  3. Locational Value (Energy + Losses, Generation, Transmission & Distribution Capacity, Ancillary Services, Renewable Energy Compliance, Societal Benefits, Voltage and Power Quality, Conservation Voltage Reduction, Equipment Life Extension, Reliability and Resiliency, Market Price Suppression)

In sum, they argue for access to granular grid planning data and that regulators should consider ordering utilities to share their holistic grid data developed from their resource plans through a machine-readable standard data format in an easily accessible manner. What is clear here is that the framework that we outline “Basic and Value Added Data” and the access to the data that these technologies firms outline will need to be negotiated and reconciled. With this in mind, we need a regulatory path forward.

Utility Data Monetization - A Regulatory Path Forward

Again, looking to New York and in particular, the PSC’s REV Order Adopting a Ratemaking and Utility Revenue Model Policy Framework, May, 2016 we see that data falls under REV’s definition of Platform Service Revenues (PSRs) e.g. PSRs can be earned by utilities through their provision of Distributed System Platform (DSP) services. The idea being that increased PSRs would encourage utilities to support access to their systems by DER providers, and offset required base revenues derived from ratepayers. The ultimate purpose of the transition is to create “a business and regulatory model where utility profits are directly aligned with market activities that increase value to customers”. To that, they give the example of a competitive value-added service in the provision of data analysis. According to the PSC, in this example, there could be three types of services associated with data, with three different types of regulatory treatment.

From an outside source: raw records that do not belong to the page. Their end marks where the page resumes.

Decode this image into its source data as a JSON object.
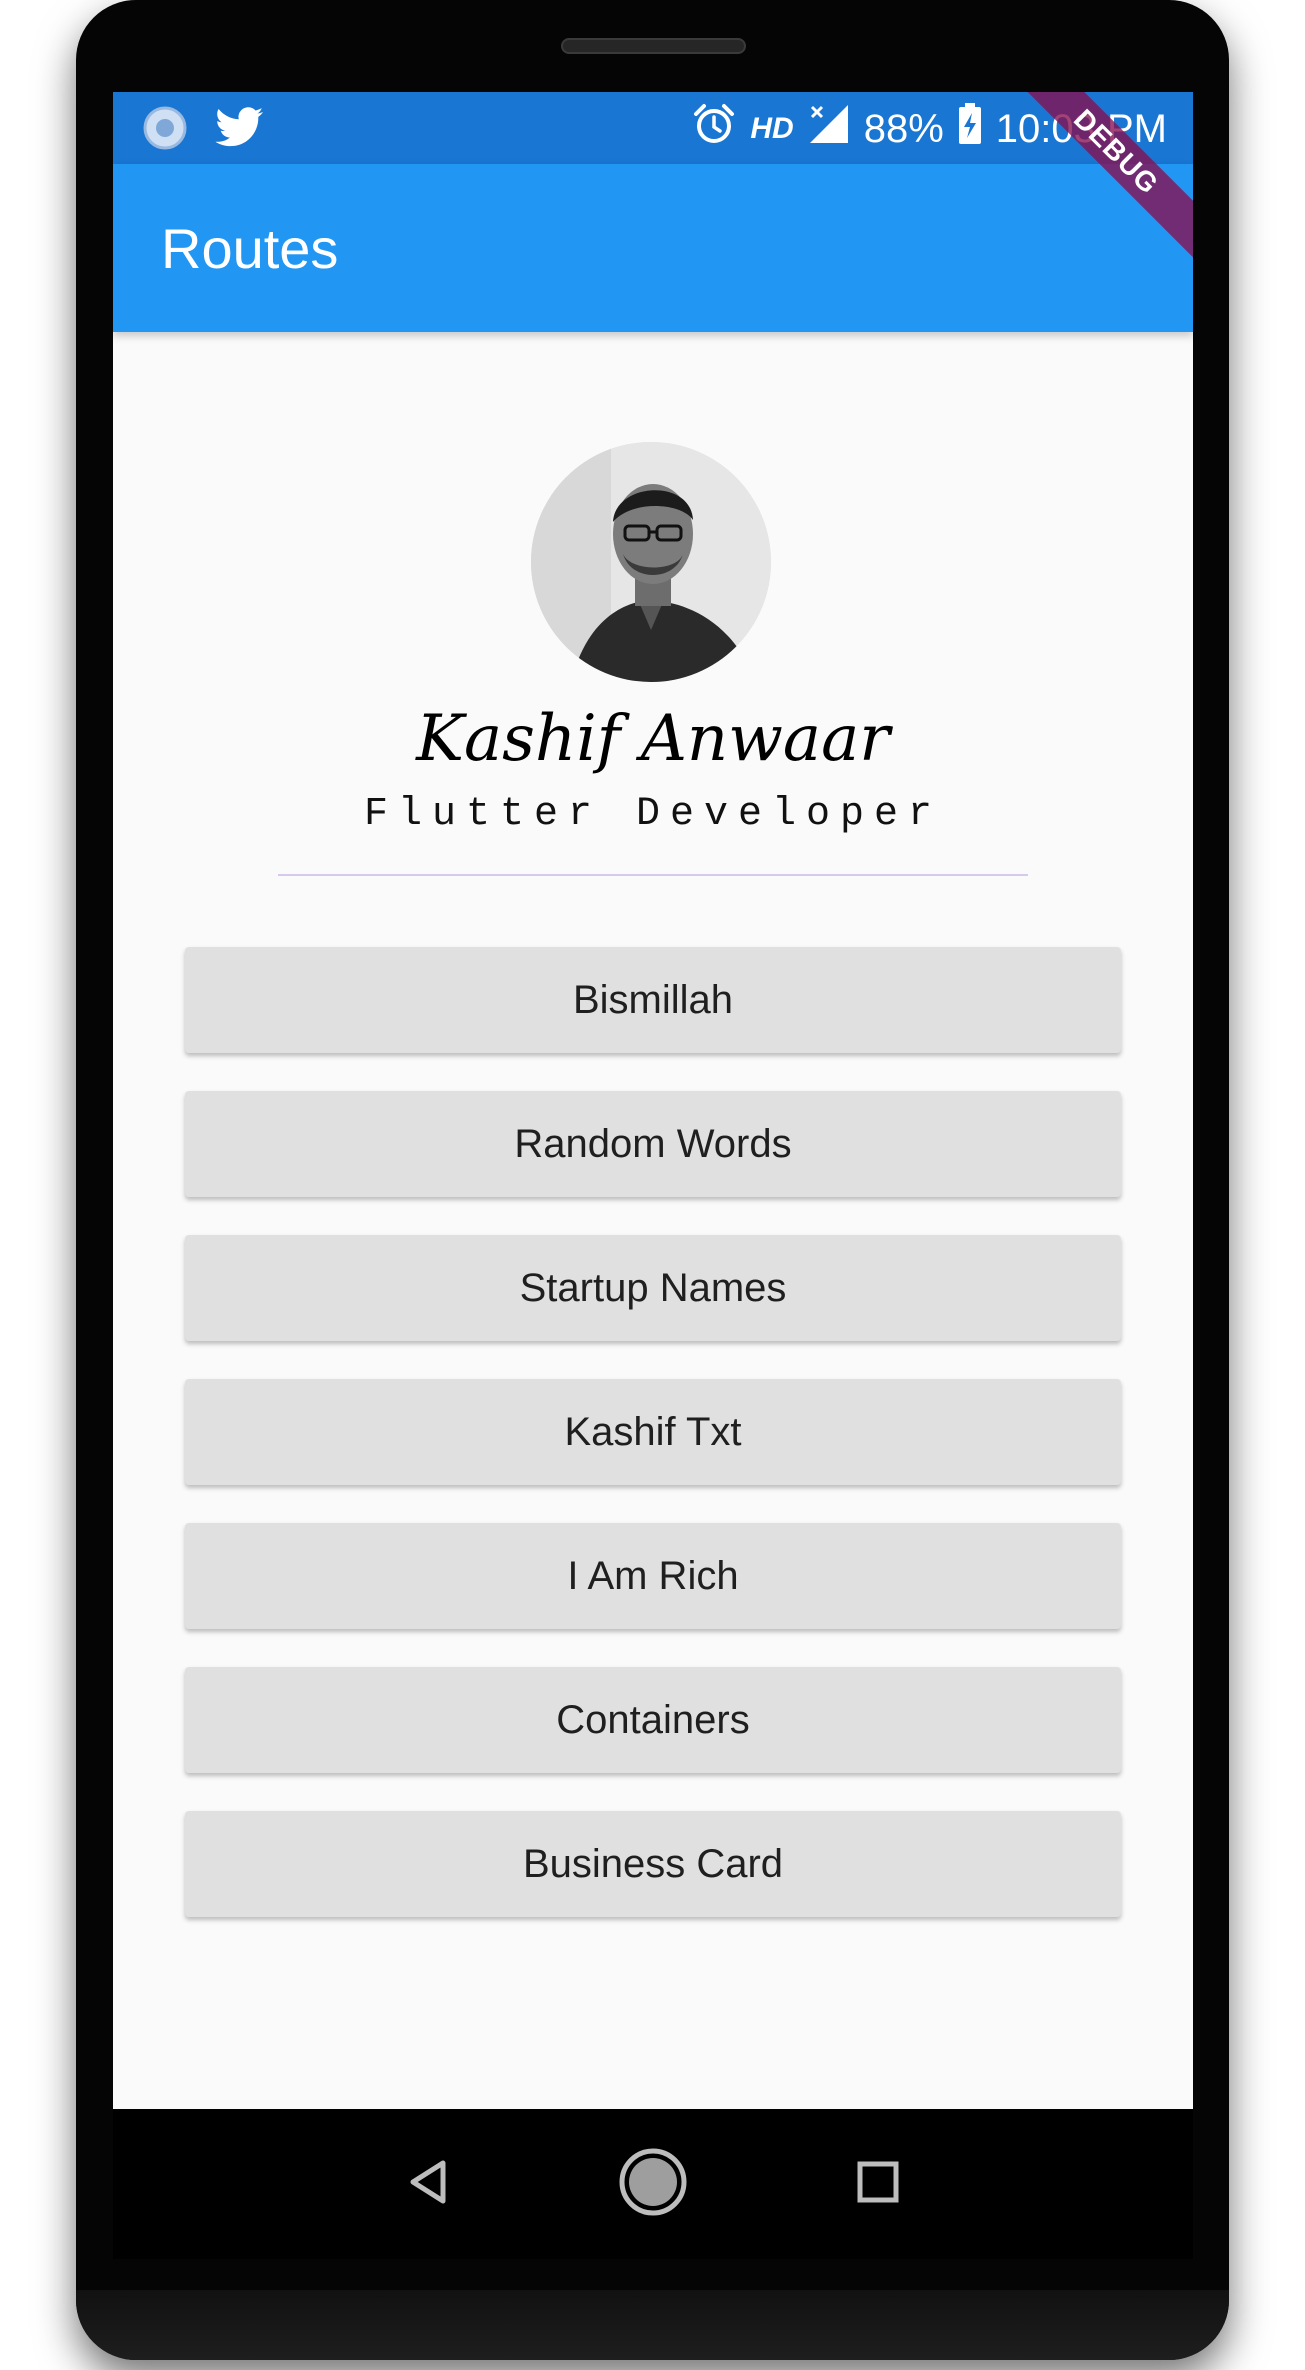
{
  "status_bar": {
    "left_icons": [
      "chromium-icon",
      "twitter-icon"
    ],
    "network": "HD",
    "battery": "88%",
    "time": "10:03 PM"
  },
  "app_bar": {
    "title": "Routes",
    "debug_banner": "DEBUG",
    "color": "#2196f3"
  },
  "profile": {
    "name": "Kashif Anwaar",
    "role": "Flutter Developer"
  },
  "menu": {
    "buttons": [
      {
        "label": "Bismillah"
      },
      {
        "label": "Random Words"
      },
      {
        "label": "Startup Names"
      },
      {
        "label": "Kashif Txt"
      },
      {
        "label": "I Am Rich"
      },
      {
        "label": "Containers"
      },
      {
        "label": "Business Card"
      }
    ]
  },
  "navigation": {
    "buttons": [
      "back-icon",
      "home-icon",
      "recents-icon"
    ]
  }
}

  • First, in the context of the order and the DSIP, utilities will be required to make some level of data available to customers and to third parties, at no cost (aligned to the definition of basic data explained in our framework).
  • In cases where customers request information that is more detailed and/or more frequent than basic required data, utilities could supply this value-added data for a nominal fee. This second type of service – additional data – would derive directly from the monopoly function and be treated as a PSR. (aligned to the definition of value added data in our framework)
  • In the third case, utilities may perform analysis of customer-specific data, and provide recommendations based on that analysis, conditioned on utilities implementing tools to allow customers to easily share their usage data with third-party vendors including firms providing data analysis (again, aligned to the definition of value added data in our framework). This third type of service – analysis and recommendation – would be competitive.  

With this approach in mind as well as the framework outlined in this piece, an initial overview of the types of data and what could be monetized by utilities is emerging, the more difficult question however, lies in determining the ‘real’ value for that data and the fee-based structure that is needed for utilities to monetize utility data resources.

Looking Ahead - Fee-based structures for value-added data services

Overall, utilities across the country should begin to explore alternative means of utilizing fee-based structures for value-added data services. However, in order to begin assessing this and forming a broader view, utilities should first assess all of their data in a basic and value added framework to identify the overall opportunity. This may result in the utilities developing fees for data that had previously been provided at no additional charge. Similarly, as is the case in New York, utilities may also leave open the possibility that what may presently be characterized as value-added data may become part of basic data in the future. It will also serve utilities well to look to other industries where well defined models and B2B partnerships to process, transact and ultimately monetize data exists. Ultimately, these steps may well lead to a large and timely Utility Data as a Service (UDaaS) opportunity.